Answers to Common Questions about Rent Payments
Authored By: Georgia Legal Services Program®
Answers to Common Questions about Rent Payments
- When Is Rent Due?
The date the rent is due should be stated in your lease or agreed upon by the landlord and tenant. The rent must be delivered to the landlord on the date it is due. There is no law which specifies any grace period or designates a rent due date. Rather, a grace period is a matter of agreement between the landlord and tenant. It allows the tenant extra time in which to pay the rent without breaching the lease or rental agreement. The landlord and tenant may agree to any grace period they choose or they can agree not to have a grace period. In addition, a grace period may be created by the landlord's conduct of accepting late rent over the course of several months without charging a penalty.
- Can a Landlord Charge Different Rents for the Same Type of Unit?
A landlord can charge different rates for identical apartment units if both the landlord and the tenant agree to the rental rate. However, the landlord cannot base the difference in rent on the tenant's race, color, religion, sex, national origin, disability or family status. Also, a landlord may not advertise rates at a certain rent level only to rent them at a higher rate.
- The Landlord Will Not Accept Only Half of the Rent. Why Not?
Under most rental agreements and leases, the tenant agrees to pay a specified amount of rent on a certain date. Failure of the tenant to comply with such provisions amounts to a breach of the lease. Consequently, the landlord is not required to accept a portion of the rent unless the landlord has established a pattern and practice of doing so. If the landlord has accepted partial payments in the past, he can not refuse partial payments without first giving notice that he will only accept full payment. If the landlord does accept the rent in the reduced amount due to needed repairs, the tenant should get a memo from the landlord showing the rent for the month is considered "paid in full".
- Can My Landlord Charge a Late Fee?
If a tenant fails to pay the rent by the required date, the landlord may charge a late fee if the lease states that a late fee will be charged. If the lease does not state that a late fee will be charged, the landlord may not charge a late fee. The amount of the late fee should be stated in the lease.
- My Landlord Gave Me Notice That His Records Show That I Did Not Pay Rent for July; it Is Now October. I Paid Rent for August, September and October and My Landlord Never Mentioned That I Owed Him Back Rent. Can My Landlord Evict Me Now Because He Claims I Didn't Pay July Rent?
If you can find proof that you paid July's rent (a canceled check or money order receipt), you should provide copies to your landlord, along with a letter explaining your position. If your landlord remains convinced that you did not pay July's rent, he may be able to sue you to collect the money but cannot seek to evict you because of nonpayment. Your landlord's acceptance of rent in August, September and October prevents your landlord from seeking to evict you for a failure to pay July rent. Your landlord can sue you in magistrate court to collect the amount of July's rent but he cannot sue to make you move through the dispossessory process.
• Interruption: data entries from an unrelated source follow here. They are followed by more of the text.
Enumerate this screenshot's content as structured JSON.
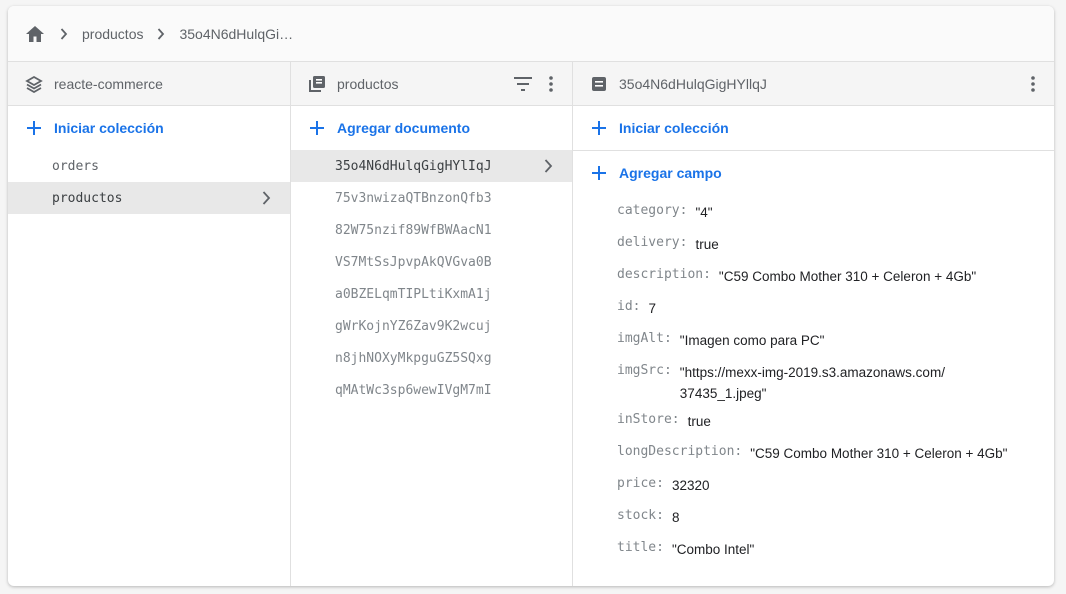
{
  "breadcrumb": {
    "items": [
      "productos",
      "35o4N6dHulqGi…"
    ]
  },
  "col1": {
    "title": "reacte-commerce",
    "action": "Iniciar colección",
    "items": [
      {
        "label": "orders",
        "selected": false
      },
      {
        "label": "productos",
        "selected": true
      }
    ]
  },
  "col2": {
    "title": "productos",
    "action": "Agregar documento",
    "items": [
      "35o4N6dHulqGigHYlIqJ",
      "75v3nwizaQTBnzonQfb3",
      "82W75nzif89WfBWAacN1",
      "VS7MtSsJpvpAkQVGva0B",
      "a0BZELqmTIPLtiKxmA1j",
      "gWrKojnYZ6Zav9K2wcuj",
      "n8jhNOXyMkpguGZ5SQxg",
      "qMAtWc3sp6wewIVgM7mI"
    ]
  },
  "col3": {
    "title": "35o4N6dHulqGigHYllqJ",
    "action_collection": "Iniciar colección",
    "action_field": "Agregar campo",
    "fields": [
      {
        "key": "category:",
        "value": "\"4\""
      },
      {
        "key": "delivery:",
        "value": "true"
      },
      {
        "key": "description:",
        "value": "\"C59 Combo Mother 310 + Celeron + 4Gb\""
      },
      {
        "key": "id:",
        "value": "7"
      },
      {
        "key": "imgAlt:",
        "value": "\"Imagen como para PC\""
      },
      {
        "key": "imgSrc:",
        "value": "\"https://mexx-img-2019.s3.amazonaws.com/37435_1.jpeg\""
      },
      {
        "key": "inStore:",
        "value": "true"
      },
      {
        "key": "longDescription:",
        "value": "\"C59 Combo Mother 310 + Celeron + 4Gb\""
      },
      {
        "key": "price:",
        "value": "32320"
      },
      {
        "key": "stock:",
        "value": "8"
      },
      {
        "key": "title:",
        "value": "\"Combo Intel\""
      }
    ]
  },
  "colors": {
    "accent": "#1a73e8",
    "selected_bg": "#e8e8e8",
    "header_bg": "#f5f5f5"
  }
}
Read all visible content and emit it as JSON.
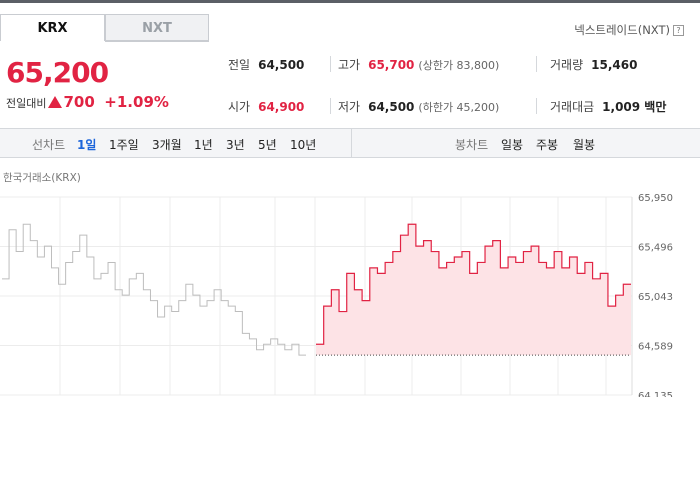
{
  "tabs": [
    {
      "label": "KRX",
      "active": true
    },
    {
      "label": "NXT",
      "active": false
    }
  ],
  "nxt_link": "넥스트레이드(NXT)",
  "nxt_help": "?",
  "quote": {
    "price": "65,200",
    "change_label": "전일대비",
    "change_value": "700",
    "change_pct": "+1.09%",
    "direction": "up"
  },
  "stats": {
    "prev_close": {
      "label": "전일",
      "value": "64,500"
    },
    "high": {
      "label": "고가",
      "value": "65,700",
      "sub": "(상한가 83,800)"
    },
    "volume": {
      "label": "거래량",
      "value": "15,460"
    },
    "open": {
      "label": "시가",
      "value": "64,900"
    },
    "low": {
      "label": "저가",
      "value": "64,500",
      "sub": "(하한가 45,200)"
    },
    "amount": {
      "label": "거래대금",
      "value": "1,009 백만"
    }
  },
  "toolbar": {
    "line_label": "선차트",
    "line_ranges": [
      "1일",
      "1주일",
      "3개월",
      "1년",
      "3년",
      "5년",
      "10년"
    ],
    "active_range": "1일",
    "candle_label": "봉차트",
    "candle_ranges": [
      "일봉",
      "주봉",
      "월봉"
    ]
  },
  "colors": {
    "up": "#e12343",
    "accent": "#1b64da",
    "gray_line": "#bdbdbd"
  },
  "chart_data": {
    "type": "line",
    "title": "한국거래소(KRX)",
    "y_ticks": [
      "65,950",
      "65,496",
      "65,043",
      "64,589",
      "64,135"
    ],
    "ylim": [
      64135,
      65950
    ],
    "baseline": 64500,
    "grid": true,
    "series": [
      {
        "session": "previous",
        "color": "gray",
        "values": [
          65200,
          65650,
          65450,
          65700,
          65550,
          65400,
          65500,
          65300,
          65150,
          65350,
          65450,
          65600,
          65400,
          65200,
          65250,
          65350,
          65100,
          65050,
          65200,
          65250,
          65100,
          65000,
          64850,
          64950,
          64900,
          65000,
          65150,
          65050,
          64950,
          65000,
          65100,
          65000,
          64950,
          64900,
          64700,
          64650,
          64550,
          64600,
          64650,
          64600,
          64550,
          64600,
          64500
        ]
      },
      {
        "session": "current",
        "color": "red",
        "values": [
          64600,
          64950,
          65100,
          64900,
          65250,
          65100,
          65000,
          65300,
          65250,
          65350,
          65450,
          65600,
          65700,
          65500,
          65550,
          65450,
          65300,
          65350,
          65400,
          65450,
          65250,
          65350,
          65500,
          65550,
          65300,
          65400,
          65350,
          65450,
          65500,
          65350,
          65300,
          65450,
          65300,
          65400,
          65250,
          65350,
          65200,
          65250,
          64950,
          65050,
          65150
        ]
      }
    ]
  }
}
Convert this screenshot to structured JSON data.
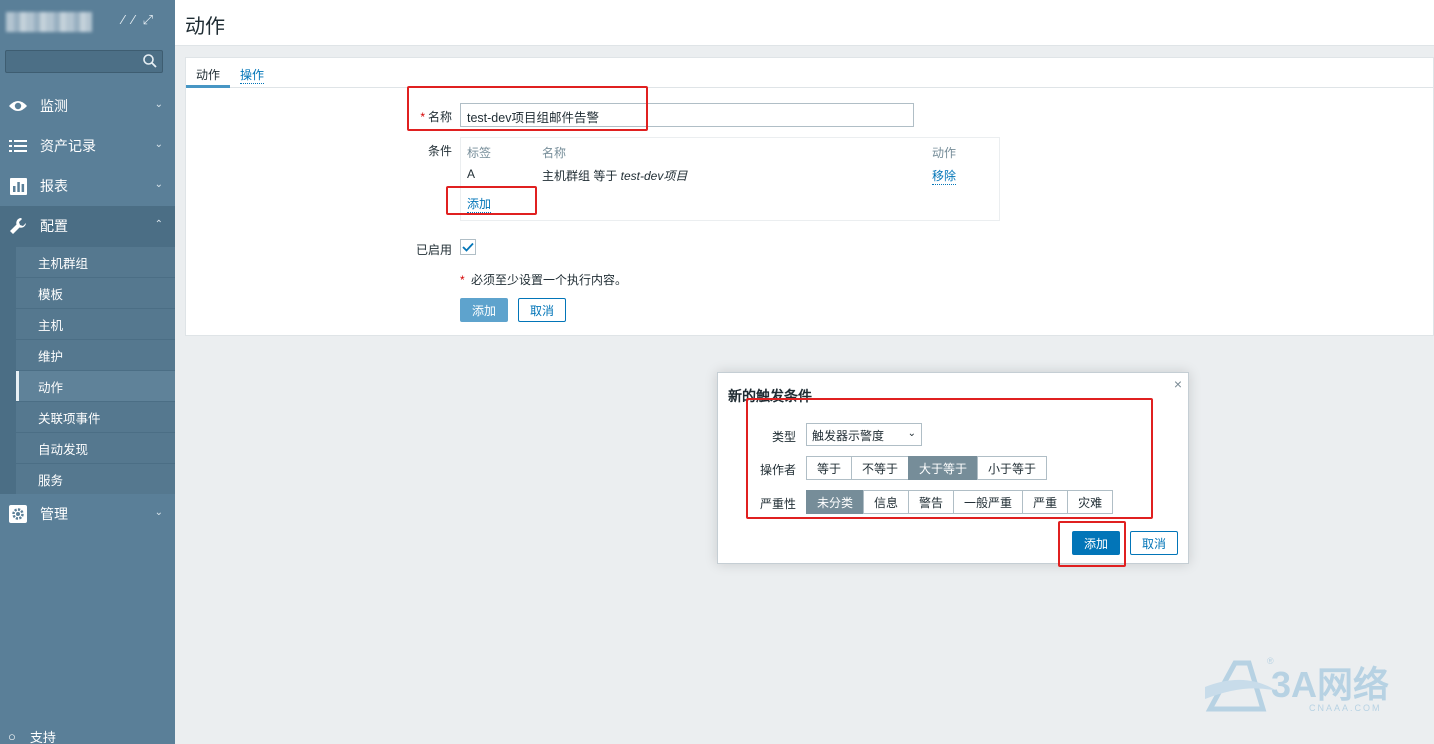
{
  "sidebar": {
    "search_placeholder": "",
    "nav": [
      {
        "label": "监测",
        "icon": "eye-icon"
      },
      {
        "label": "资产记录",
        "icon": "list-icon"
      },
      {
        "label": "报表",
        "icon": "bar-chart-icon"
      },
      {
        "label": "配置",
        "icon": "wrench-icon"
      },
      {
        "label": "管理",
        "icon": "gear-icon"
      }
    ],
    "sub": [
      "主机群组",
      "模板",
      "主机",
      "维护",
      "动作",
      "关联项事件",
      "自动发现",
      "服务"
    ],
    "current_sub": "动作",
    "support": "支持"
  },
  "page": {
    "title": "动作",
    "tabs": [
      "动作",
      "操作"
    ]
  },
  "form": {
    "name_label": "名称",
    "name_value": "test-dev项目组邮件告警",
    "conditions_label": "条件",
    "conditions": {
      "headers": [
        "标签",
        "名称",
        "动作"
      ],
      "rows": [
        {
          "tag": "A",
          "name_prefix": "主机群组 等于 ",
          "name_value": "test-dev项目",
          "action": "移除"
        }
      ],
      "add_link": "添加"
    },
    "enabled_label": "已启用",
    "enabled": true,
    "note_star": "*",
    "note": " 必须至少设置一个执行内容。",
    "add_button": "添加",
    "cancel_button": "取消"
  },
  "dialog": {
    "title": "新的触发条件",
    "close": "×",
    "type_label": "类型",
    "type_value": "触发器示警度",
    "operator_label": "操作者",
    "operators": [
      "等于",
      "不等于",
      "大于等于",
      "小于等于"
    ],
    "operator_selected": 2,
    "severity_label": "严重性",
    "severities": [
      "未分类",
      "信息",
      "警告",
      "一般严重",
      "严重",
      "灾难"
    ],
    "severity_selected": 0,
    "add_button": "添加",
    "cancel_button": "取消"
  },
  "watermark": {
    "brand": "3A网络",
    "sub": "CNAAA.COM"
  },
  "colors": {
    "sidebar": "#5a7f98",
    "accent": "#0275b8",
    "highlight": "#e02020"
  }
}
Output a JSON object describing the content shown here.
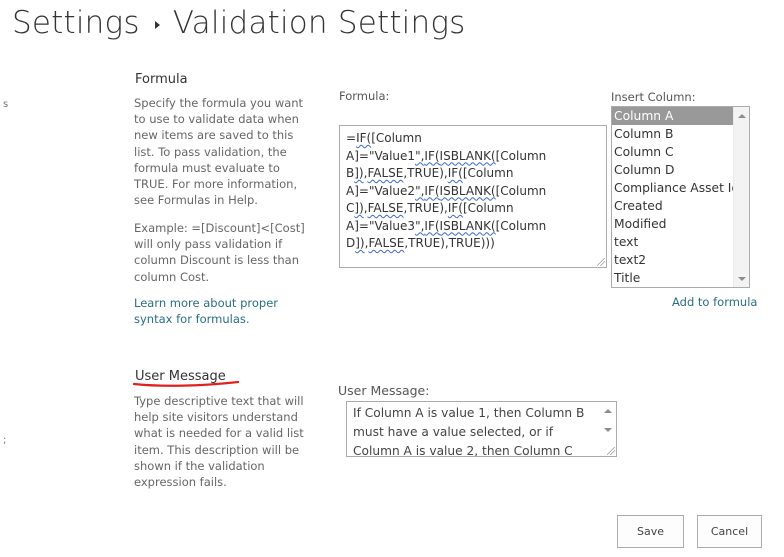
{
  "page": {
    "breadcrumb_root": "Settings",
    "breadcrumb_current": "Validation Settings",
    "edge_marks": [
      "s",
      ";"
    ]
  },
  "formula_section": {
    "heading": "Formula",
    "description": "Specify the formula you want to use to validate data when new items are saved to this list. To pass validation, the formula must evaluate to TRUE. For more information, see Formulas in Help.",
    "example": "Example: =[Discount]<[Cost] will only pass validation if column Discount is less than column Cost.",
    "learn_more_link": "Learn more about proper syntax for formulas.",
    "field_label": "Formula:",
    "formula_value": "=IF([Column A]=\"Value1\",IF(ISBLANK([Column B]),FALSE,TRUE),IF([Column A]=\"Value2\",IF(ISBLANK([Column C]),FALSE,TRUE),IF([Column A]=\"Value3\",IF(ISBLANK([Column D]),FALSE,TRUE),TRUE)))"
  },
  "insert_column": {
    "label": "Insert Column:",
    "items": [
      "Column A",
      "Column B",
      "Column C",
      "Column D",
      "Compliance Asset Id",
      "Created",
      "Modified",
      "text",
      "text2",
      "Title"
    ],
    "selected": "Column A",
    "add_link": "Add to formula"
  },
  "user_message_section": {
    "heading": "User Message",
    "description": "Type descriptive text that will help site visitors understand what is needed for a valid list item. This description will be shown if the validation expression fails.",
    "field_label": "User Message:",
    "value": "If Column A is value 1, then Column B must have a value selected, or if Column A is value 2, then Column C must have a"
  },
  "buttons": {
    "save": "Save",
    "cancel": "Cancel"
  },
  "colors": {
    "link": "#2a6e80",
    "selected_item_bg": "#999999",
    "annotation_red": "#e0201c",
    "spellcheck_blue": "#3a67c8"
  }
}
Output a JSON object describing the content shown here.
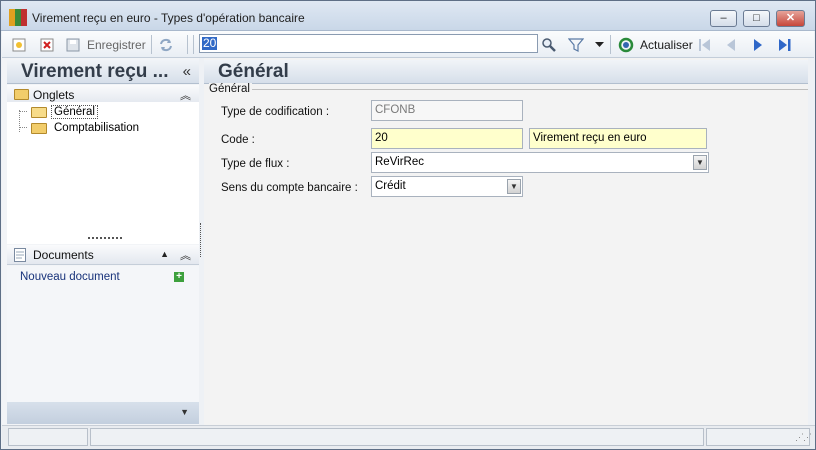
{
  "window": {
    "title": "Virement reçu en euro -  Types d'opération bancaire",
    "buttons": {
      "minimize": "–",
      "maximize": "□",
      "close": "✕"
    }
  },
  "toolbar": {
    "save_label": "Enregistrer",
    "search_value": "20",
    "refresh_label": "Actualiser"
  },
  "left_panel": {
    "title": "Virement reçu ...",
    "collapse_glyph": "«",
    "tabs_group": {
      "title": "Onglets",
      "items": [
        {
          "label": "Général",
          "selected": true
        },
        {
          "label": "Comptabilisation",
          "selected": false
        }
      ]
    },
    "documents_group": {
      "title": "Documents",
      "new_document": "Nouveau document"
    }
  },
  "main": {
    "title": "Général",
    "section_legend": "Général",
    "fields": {
      "codification_type": {
        "label": "Type de codification :",
        "value": "CFONB"
      },
      "code": {
        "label": "Code :",
        "value": "20",
        "description": "Virement reçu en euro"
      },
      "flow_type": {
        "label": "Type de flux :",
        "value": "ReVirRec"
      },
      "bank_account_direction": {
        "label": "Sens du compte bancaire :",
        "value": "Crédit"
      }
    }
  },
  "colors": {
    "titlebar": "#c9d7e8",
    "required_field": "#ffffcc",
    "link": "#17327a",
    "search_selection": "#3169c6"
  }
}
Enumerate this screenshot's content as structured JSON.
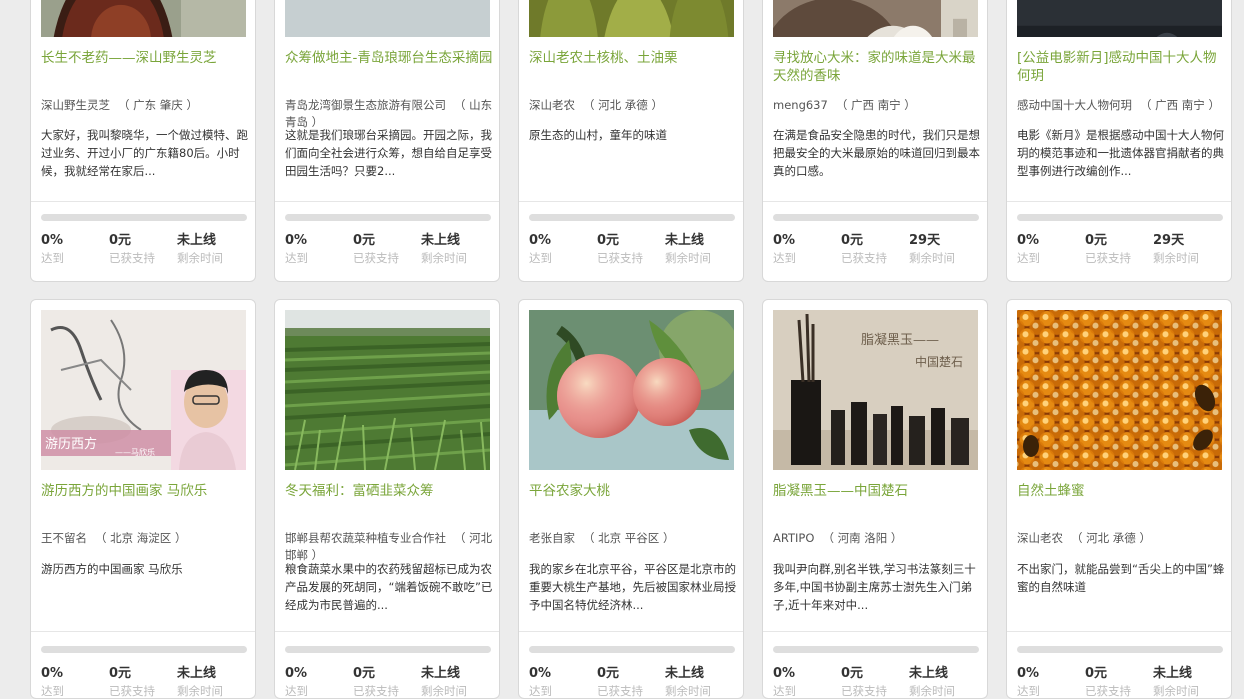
{
  "colors": {
    "accent": "#7aa53a",
    "background": "#ececec",
    "card": "#ffffff",
    "progress_track": "#dedede",
    "muted": "#bbbbbb"
  },
  "stat_labels": {
    "reached": "达到",
    "support": "已获支持",
    "remaining": "剩余时间"
  },
  "projects": [
    {
      "title": "长生不老药——深山野生灵芝",
      "owner": "深山野生灵芝",
      "location": "（ 广东 肇庆 ）",
      "description": "大家好，我叫黎晓华，一个做过模特、跑过业务、开过小厂的广东籍80后。小时候，我就经常在家后...",
      "progress": 0,
      "reached": "0%",
      "support": "0元",
      "remaining": "未上线"
    },
    {
      "title": "众筹做地主-青岛琅琊台生态采摘园",
      "owner": "青岛龙湾御景生态旅游有限公司",
      "location": "（ 山东 青岛 ）",
      "description": "这就是我们琅琊台采摘园。开园之际，我们面向全社会进行众筹，想自给自足享受田园生活吗？只要2...",
      "progress": 0,
      "reached": "0%",
      "support": "0元",
      "remaining": "未上线"
    },
    {
      "title": "深山老农土核桃、土油栗",
      "owner": "深山老农",
      "location": "（ 河北 承德 ）",
      "description": "原生态的山村，童年的味道",
      "progress": 0,
      "reached": "0%",
      "support": "0元",
      "remaining": "未上线"
    },
    {
      "title": "寻找放心大米：家的味道是大米最天然的香味",
      "owner": "meng637",
      "location": "（ 广西 南宁 ）",
      "description": "在满是食品安全隐患的时代，我们只是想把最安全的大米最原始的味道回归到最本真的口感。",
      "progress": 0,
      "reached": "0%",
      "support": "0元",
      "remaining": "29天"
    },
    {
      "title": "[公益电影新月]感动中国十大人物何玥",
      "owner": "感动中国十大人物何玥",
      "location": "（ 广西 南宁 ）",
      "description": "电影《新月》是根据感动中国十大人物何玥的模范事迹和一批遗体器官捐献者的典型事例进行改编创作...",
      "progress": 0,
      "reached": "0%",
      "support": "0元",
      "remaining": "29天"
    },
    {
      "title": "游历西方的中国画家 马欣乐",
      "owner": "王不留名",
      "location": "（ 北京 海淀区 ）",
      "description": "游历西方的中国画家 马欣乐",
      "image_text": "游历西方",
      "image_subtext": "——马欣乐",
      "progress": 0,
      "reached": "0%",
      "support": "0元",
      "remaining": "未上线"
    },
    {
      "title": "冬天福利：富硒韭菜众筹",
      "owner": "邯郸县帮农蔬菜种植专业合作社",
      "location": "（ 河北 邯郸 ）",
      "description": "粮食蔬菜水果中的农药残留超标已成为农产品发展的死胡同，“端着饭碗不敢吃”已经成为市民普遍的...",
      "progress": 0,
      "reached": "0%",
      "support": "0元",
      "remaining": "未上线"
    },
    {
      "title": "平谷农家大桃",
      "owner": "老张自家",
      "location": "（ 北京 平谷区 ）",
      "description": "我的家乡在北京平谷，平谷区是北京市的重要大桃生产基地，先后被国家林业局授予中国名特优经济林...",
      "progress": 0,
      "reached": "0%",
      "support": "0元",
      "remaining": "未上线"
    },
    {
      "title": "脂凝黑玉——中国楚石",
      "owner": "ARTIPO",
      "location": "（ 河南 洛阳 ）",
      "description": "我叫尹向群,别名半铁,学习书法篆刻三十多年,中国书协副主席苏士澍先生入门弟子,近十年来对中...",
      "image_text": "脂凝黑玉——",
      "image_subtext": "中国楚石",
      "progress": 0,
      "reached": "0%",
      "support": "0元",
      "remaining": "未上线"
    },
    {
      "title": "自然土蜂蜜",
      "owner": "深山老农",
      "location": "（ 河北 承德 ）",
      "description": "不出家门，就能品尝到“舌尖上的中国”蜂蜜的自然味道",
      "progress": 0,
      "reached": "0%",
      "support": "0元",
      "remaining": "未上线"
    }
  ]
}
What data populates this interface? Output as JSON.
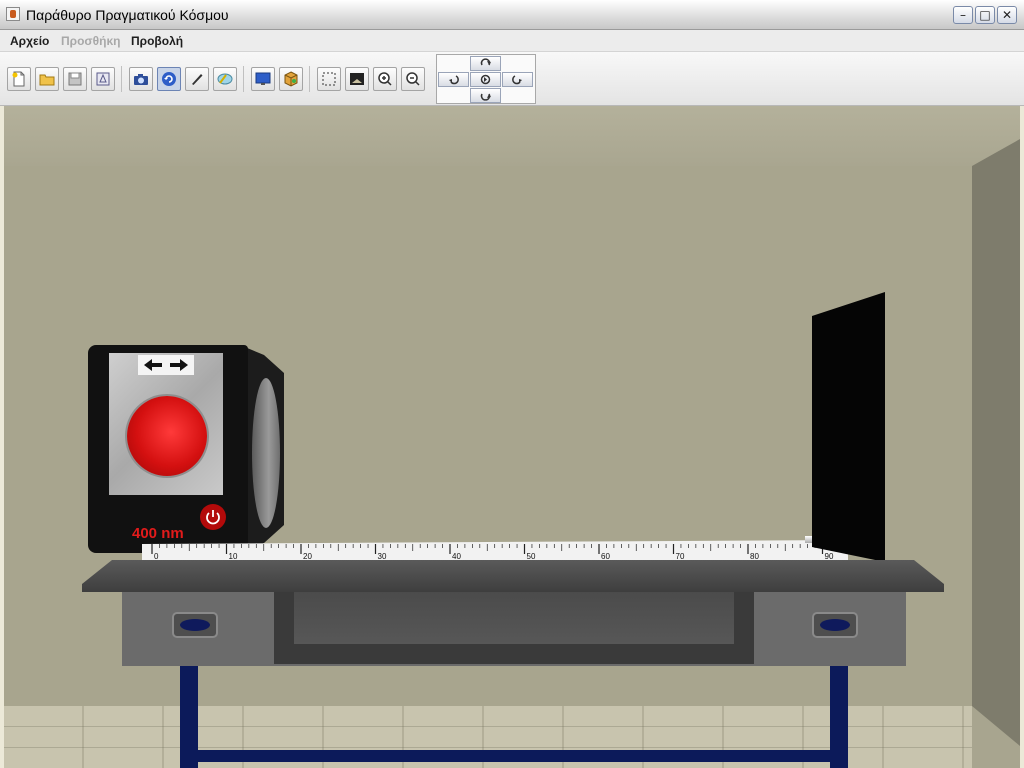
{
  "window": {
    "title": "Παράθυρο Πραγματικού Κόσμου",
    "controls": {
      "minimize": "–",
      "maximize": "□",
      "close": "✕"
    }
  },
  "menu": {
    "items": [
      {
        "label": "Αρχείο",
        "enabled": true
      },
      {
        "label": "Προσθήκη",
        "enabled": false
      },
      {
        "label": "Προβολή",
        "enabled": true
      }
    ]
  },
  "toolbar": {
    "buttons": [
      {
        "icon": "new-file-icon"
      },
      {
        "icon": "open-folder-icon"
      },
      {
        "icon": "save-icon"
      },
      {
        "icon": "print-icon"
      },
      {
        "icon": "camera-icon"
      },
      {
        "icon": "rotate-object-icon",
        "active": true
      },
      {
        "icon": "pencil-icon"
      },
      {
        "icon": "eraser-icon"
      },
      {
        "icon": "monitor-icon"
      },
      {
        "icon": "objects-cube-icon"
      },
      {
        "icon": "fit-view-icon"
      },
      {
        "icon": "reset-view-icon"
      },
      {
        "icon": "zoom-in-icon"
      },
      {
        "icon": "zoom-out-icon"
      }
    ],
    "navigation": [
      "rotate-up-icon",
      "rotate-left-icon",
      "rotate-center-icon",
      "rotate-right-icon",
      "rotate-down-icon"
    ]
  },
  "scene": {
    "light_source": {
      "wavelength": "400 nm",
      "color": "#e21b1b"
    },
    "ruler": {
      "labels": [
        "0",
        "10",
        "20",
        "30",
        "40",
        "50",
        "60",
        "70",
        "80",
        "90"
      ]
    }
  }
}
- My Rent Check for $500 Was Returned by the Bank for Insufficient Funds. My Landlord Wants to Charge Me a $25 Fee and $300 to Cover the Fees He Incurred Because My Check Bounced. Is this Right?
Yes, Georgia law (O.C.G.A. 13-6-15) provides that any person, including landlords, who receive "bad checks" can demand payment in cash within ten days. If your rent check was refused by the bank due to a lack of funds, your landlord can charge a returned check fee and charge you for damages. If you do not pay the charges, your landlord can sue you to recover the fee and damages. The service charge for the returned check may not exceed $30 or 5% of the amount of the check, whichever is greater. You will also have to pay the amount of any fees the landlord was charged by his bank due to the check being dishonored. If the landlord files a lawsuit, he can recover up to double the amount of the check for damages he suffered, but nomore than $500 plus any court costs. Additionally, if the check was written with the knowledge that it would not be honored by the bank, the check writer could face criminal prosecution.
- How often can a private landlord raise the rent in a year? Is there a limit on how much rent can be raised each time an increase is made? What protection do renters have against rent increases?
The answers to these questions will be found in your lease. If there is a lease, rent can only be increased as allowed under the terms of the lease. The lease determines whether or not and how often the landlord can raise the rent. Georgia law does not limit the amount by which the rent can be increased. If the tenant does not have a lease, the landlord must give sixty (60) day notice before any rent increase. Such increases may occur as frequently as the landlord desires as long as the sixty (60) day notice is given. The best protection against rent increases is a long term lease that prohibits or restricts rent increases during its term. When a lease expires, the landlord can offer a new lease at an increased rent without prior notice.